▶ **Task to complete**: Look through the entries below and return all lines including the word "year".

Dataset rows for apps and sites
▬▬▬
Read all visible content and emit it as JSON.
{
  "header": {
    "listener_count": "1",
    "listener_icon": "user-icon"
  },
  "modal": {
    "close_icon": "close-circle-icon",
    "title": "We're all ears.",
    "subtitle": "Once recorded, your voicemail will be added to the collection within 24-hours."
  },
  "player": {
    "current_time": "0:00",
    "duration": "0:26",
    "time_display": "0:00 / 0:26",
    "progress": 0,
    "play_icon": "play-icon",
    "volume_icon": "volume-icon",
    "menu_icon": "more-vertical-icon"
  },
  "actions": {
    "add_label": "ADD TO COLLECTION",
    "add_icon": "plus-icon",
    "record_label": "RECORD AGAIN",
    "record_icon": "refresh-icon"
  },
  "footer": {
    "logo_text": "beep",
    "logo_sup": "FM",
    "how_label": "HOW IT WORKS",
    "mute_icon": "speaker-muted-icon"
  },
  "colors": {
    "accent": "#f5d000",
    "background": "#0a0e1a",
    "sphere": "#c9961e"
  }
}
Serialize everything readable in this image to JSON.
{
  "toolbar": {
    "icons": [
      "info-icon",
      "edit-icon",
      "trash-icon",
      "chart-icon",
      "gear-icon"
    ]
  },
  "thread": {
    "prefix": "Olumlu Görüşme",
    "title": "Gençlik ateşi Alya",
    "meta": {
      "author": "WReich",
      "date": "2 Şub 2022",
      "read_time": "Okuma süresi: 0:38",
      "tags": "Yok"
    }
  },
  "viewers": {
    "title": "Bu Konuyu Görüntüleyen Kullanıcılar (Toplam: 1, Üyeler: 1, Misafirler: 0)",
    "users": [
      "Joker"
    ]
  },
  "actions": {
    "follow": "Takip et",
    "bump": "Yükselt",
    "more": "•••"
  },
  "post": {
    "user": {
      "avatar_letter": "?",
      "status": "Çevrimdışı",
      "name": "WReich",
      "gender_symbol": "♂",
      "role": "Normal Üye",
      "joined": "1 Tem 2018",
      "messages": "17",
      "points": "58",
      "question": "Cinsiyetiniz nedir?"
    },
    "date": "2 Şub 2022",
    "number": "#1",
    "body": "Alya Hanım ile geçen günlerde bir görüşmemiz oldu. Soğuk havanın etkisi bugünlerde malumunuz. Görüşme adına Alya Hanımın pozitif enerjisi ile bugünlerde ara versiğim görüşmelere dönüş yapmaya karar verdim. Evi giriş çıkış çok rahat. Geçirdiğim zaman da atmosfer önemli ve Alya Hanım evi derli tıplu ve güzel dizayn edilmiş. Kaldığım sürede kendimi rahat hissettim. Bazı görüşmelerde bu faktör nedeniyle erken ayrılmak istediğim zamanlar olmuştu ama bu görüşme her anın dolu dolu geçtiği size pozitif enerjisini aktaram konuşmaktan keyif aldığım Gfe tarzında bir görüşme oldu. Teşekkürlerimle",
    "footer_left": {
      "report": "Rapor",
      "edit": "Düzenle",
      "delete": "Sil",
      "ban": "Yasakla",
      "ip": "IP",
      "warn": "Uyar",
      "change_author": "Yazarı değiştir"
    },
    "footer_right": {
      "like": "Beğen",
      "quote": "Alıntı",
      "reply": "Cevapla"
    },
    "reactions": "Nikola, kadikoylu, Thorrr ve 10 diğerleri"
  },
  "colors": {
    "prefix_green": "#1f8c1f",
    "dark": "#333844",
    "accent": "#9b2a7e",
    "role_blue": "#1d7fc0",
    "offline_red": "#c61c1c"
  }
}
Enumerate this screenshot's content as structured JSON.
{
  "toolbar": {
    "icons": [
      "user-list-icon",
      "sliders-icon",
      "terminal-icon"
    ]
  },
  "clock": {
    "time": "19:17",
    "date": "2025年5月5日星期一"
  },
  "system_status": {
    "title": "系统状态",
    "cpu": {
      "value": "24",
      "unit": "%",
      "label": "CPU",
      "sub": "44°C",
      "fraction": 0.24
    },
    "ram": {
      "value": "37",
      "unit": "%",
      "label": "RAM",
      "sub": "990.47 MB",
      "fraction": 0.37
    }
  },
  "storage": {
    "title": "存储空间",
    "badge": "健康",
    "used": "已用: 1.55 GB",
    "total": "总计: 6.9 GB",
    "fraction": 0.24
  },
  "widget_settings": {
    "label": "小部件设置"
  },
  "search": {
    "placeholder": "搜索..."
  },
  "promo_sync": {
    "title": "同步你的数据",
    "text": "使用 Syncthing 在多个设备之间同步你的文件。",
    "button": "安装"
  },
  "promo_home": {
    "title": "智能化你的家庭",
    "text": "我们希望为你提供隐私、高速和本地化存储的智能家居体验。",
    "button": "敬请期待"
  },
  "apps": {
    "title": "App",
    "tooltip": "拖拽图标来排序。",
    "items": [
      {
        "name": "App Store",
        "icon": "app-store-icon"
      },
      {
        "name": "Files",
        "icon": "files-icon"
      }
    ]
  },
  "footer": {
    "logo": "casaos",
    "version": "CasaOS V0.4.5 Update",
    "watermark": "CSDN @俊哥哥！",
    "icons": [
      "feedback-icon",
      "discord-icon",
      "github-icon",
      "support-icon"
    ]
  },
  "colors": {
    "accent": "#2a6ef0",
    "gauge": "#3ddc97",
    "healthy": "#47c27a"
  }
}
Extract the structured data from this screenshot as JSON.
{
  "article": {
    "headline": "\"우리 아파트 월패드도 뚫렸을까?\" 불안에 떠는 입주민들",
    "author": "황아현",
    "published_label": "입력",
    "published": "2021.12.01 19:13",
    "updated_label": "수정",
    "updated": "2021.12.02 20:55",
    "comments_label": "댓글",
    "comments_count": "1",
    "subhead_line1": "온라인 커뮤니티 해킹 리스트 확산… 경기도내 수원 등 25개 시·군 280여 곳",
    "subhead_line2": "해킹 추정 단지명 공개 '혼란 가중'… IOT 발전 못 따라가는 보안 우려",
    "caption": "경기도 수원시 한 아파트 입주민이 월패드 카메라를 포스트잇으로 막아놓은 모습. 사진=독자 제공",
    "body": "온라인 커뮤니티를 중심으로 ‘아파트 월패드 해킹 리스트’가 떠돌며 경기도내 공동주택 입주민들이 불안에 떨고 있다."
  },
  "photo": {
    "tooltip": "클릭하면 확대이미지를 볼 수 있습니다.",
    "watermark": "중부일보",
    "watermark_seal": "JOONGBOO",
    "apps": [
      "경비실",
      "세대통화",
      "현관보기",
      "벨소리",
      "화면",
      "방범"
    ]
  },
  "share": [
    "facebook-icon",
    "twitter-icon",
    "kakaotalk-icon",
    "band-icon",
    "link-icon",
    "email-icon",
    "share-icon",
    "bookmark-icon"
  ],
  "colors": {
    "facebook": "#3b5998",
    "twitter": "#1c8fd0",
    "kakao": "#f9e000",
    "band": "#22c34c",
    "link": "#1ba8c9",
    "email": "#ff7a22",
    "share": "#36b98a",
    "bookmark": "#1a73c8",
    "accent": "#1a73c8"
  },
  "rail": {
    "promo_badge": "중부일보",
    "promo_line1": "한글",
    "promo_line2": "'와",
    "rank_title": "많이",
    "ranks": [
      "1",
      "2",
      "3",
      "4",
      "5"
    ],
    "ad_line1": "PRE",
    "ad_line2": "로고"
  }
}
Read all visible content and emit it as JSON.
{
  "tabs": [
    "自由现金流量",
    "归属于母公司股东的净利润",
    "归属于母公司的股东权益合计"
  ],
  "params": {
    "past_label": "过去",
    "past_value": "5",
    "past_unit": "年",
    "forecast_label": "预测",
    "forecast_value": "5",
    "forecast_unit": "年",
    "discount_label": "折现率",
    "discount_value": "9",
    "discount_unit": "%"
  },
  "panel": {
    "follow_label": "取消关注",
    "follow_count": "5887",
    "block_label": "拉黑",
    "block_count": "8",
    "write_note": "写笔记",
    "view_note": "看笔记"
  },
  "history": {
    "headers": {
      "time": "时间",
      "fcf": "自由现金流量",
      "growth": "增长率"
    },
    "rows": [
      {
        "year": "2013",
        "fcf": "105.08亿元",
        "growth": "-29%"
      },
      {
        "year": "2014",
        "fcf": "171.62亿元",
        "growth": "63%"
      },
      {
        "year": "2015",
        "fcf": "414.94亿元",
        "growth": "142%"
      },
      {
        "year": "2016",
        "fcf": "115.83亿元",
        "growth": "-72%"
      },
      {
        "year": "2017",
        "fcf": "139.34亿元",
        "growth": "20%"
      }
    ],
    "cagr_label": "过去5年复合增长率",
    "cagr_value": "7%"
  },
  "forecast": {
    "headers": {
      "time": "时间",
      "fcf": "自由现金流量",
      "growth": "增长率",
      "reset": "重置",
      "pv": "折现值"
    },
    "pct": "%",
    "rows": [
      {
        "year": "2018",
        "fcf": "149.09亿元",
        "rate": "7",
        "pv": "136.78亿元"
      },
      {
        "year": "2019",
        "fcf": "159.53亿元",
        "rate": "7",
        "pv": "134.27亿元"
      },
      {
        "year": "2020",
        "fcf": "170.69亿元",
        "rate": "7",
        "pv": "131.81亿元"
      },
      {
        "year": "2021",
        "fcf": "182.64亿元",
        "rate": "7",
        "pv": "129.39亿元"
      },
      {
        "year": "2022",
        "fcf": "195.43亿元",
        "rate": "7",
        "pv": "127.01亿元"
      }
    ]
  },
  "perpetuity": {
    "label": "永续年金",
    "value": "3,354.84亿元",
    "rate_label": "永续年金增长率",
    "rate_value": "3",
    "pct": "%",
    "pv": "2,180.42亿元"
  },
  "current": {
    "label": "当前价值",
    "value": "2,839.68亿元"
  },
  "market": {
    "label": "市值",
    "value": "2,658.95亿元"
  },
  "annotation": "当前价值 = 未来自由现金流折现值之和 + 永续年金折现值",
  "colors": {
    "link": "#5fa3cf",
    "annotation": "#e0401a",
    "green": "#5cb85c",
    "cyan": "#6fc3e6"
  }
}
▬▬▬
▶ **Solved problem**:
        "year": "2013",
        "year": "2014",
        "year": "2015",
        "year": "2016",
        "year": "2017",
        "year": "2018",
        "year": "2019",
        "year": "2020",
        "year": "2021",
        "year": "2022",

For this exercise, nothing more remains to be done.